*What to work on*.
I would like you to restate each record word for word.

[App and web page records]
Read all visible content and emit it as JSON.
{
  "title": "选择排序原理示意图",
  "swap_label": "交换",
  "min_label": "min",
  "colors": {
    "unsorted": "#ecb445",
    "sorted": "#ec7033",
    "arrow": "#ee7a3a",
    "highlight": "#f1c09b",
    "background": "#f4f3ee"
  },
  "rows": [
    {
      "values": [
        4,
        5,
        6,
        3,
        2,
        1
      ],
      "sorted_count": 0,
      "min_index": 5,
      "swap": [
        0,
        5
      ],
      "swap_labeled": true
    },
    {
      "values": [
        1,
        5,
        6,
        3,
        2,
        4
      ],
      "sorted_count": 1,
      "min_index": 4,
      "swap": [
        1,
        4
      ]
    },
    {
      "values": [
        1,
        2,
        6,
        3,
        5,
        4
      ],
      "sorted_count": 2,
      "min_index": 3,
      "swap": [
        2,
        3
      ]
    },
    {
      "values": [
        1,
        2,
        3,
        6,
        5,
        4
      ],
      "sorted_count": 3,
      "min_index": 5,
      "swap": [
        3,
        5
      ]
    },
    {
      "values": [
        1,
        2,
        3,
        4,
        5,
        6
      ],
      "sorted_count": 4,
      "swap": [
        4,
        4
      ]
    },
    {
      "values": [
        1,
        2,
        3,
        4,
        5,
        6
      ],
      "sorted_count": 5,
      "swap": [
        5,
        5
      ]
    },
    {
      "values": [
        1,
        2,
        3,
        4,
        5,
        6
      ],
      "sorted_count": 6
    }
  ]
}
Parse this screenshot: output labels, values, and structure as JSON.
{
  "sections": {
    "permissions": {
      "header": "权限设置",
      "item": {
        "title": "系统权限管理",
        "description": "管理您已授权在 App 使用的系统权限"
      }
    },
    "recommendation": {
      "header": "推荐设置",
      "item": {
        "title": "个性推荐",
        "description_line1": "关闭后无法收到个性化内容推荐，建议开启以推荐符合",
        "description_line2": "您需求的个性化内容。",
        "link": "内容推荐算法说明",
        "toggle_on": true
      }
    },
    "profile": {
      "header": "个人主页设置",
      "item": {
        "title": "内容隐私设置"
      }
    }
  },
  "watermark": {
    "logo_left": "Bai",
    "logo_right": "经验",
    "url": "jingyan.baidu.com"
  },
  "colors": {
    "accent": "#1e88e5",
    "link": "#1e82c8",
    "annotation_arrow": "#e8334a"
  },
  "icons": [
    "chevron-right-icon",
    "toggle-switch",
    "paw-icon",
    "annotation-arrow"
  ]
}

*Output below*.
Read all visible content and emit it as JSON.
{
  "title": "选择排序原理示意图",
  "swap_label": "交换",
  "min_label": "min",
  "colors": {
    "unsorted": "#ecb445",
    "sorted": "#ec7033",
    "arrow": "#ee7a3a",
    "highlight": "#f1c09b",
    "background": "#f4f3ee"
  },
  "rows": [
    {
      "values": [
        4,
        5,
        6,
        3,
        2,
        1
      ],
      "sorted_count": 0,
      "min_index": 5,
      "swap": [
        0,
        5
      ],
      "swap_labeled": true
    },
    {
      "values": [
        1,
        5,
        6,
        3,
        2,
        4
      ],
      "sorted_count": 1,
      "min_index": 4,
      "swap": [
        1,
        4
      ]
    },
    {
      "values": [
        1,
        2,
        6,
        3,
        5,
        4
      ],
      "sorted_count": 2,
      "min_index": 3,
      "swap": [
        2,
        3
      ]
    },
    {
      "values": [
        1,
        2,
        3,
        6,
        5,
        4
      ],
      "sorted_count": 3,
      "min_index": 5,
      "swap": [
        3,
        5
      ]
    },
    {
      "values": [
        1,
        2,
        3,
        4,
        5,
        6
      ],
      "sorted_count": 4,
      "swap": [
        4,
        4
      ]
    },
    {
      "values": [
        1,
        2,
        3,
        4,
        5,
        6
      ],
      "sorted_count": 5,
      "swap": [
        5,
        5
      ]
    },
    {
      "values": [
        1,
        2,
        3,
        4,
        5,
        6
      ],
      "sorted_count": 6
    }
  ]
}
Parse this screenshot: output labels, values, and structure as JSON.
{
  "sections": {
    "permissions": {
      "header": "权限设置",
      "item": {
        "title": "系统权限管理",
        "description": "管理您已授权在 App 使用的系统权限"
      }
    },
    "recommendation": {
      "header": "推荐设置",
      "item": {
        "title": "个性推荐",
        "description_line1": "关闭后无法收到个性化内容推荐，建议开启以推荐符合",
        "description_line2": "您需求的个性化内容。",
        "link": "内容推荐算法说明",
        "toggle_on": true
      }
    },
    "profile": {
      "header": "个人主页设置",
      "item": {
        "title": "内容隐私设置"
      }
    }
  },
  "watermark": {
    "logo_left": "Bai",
    "logo_right": "经验",
    "url": "jingyan.baidu.com"
  },
  "colors": {
    "accent": "#1e88e5",
    "link": "#1e82c8",
    "annotation_arrow": "#e8334a"
  },
  "icons": [
    "chevron-right-icon",
    "toggle-switch",
    "paw-icon",
    "annotation-arrow"
  ]
}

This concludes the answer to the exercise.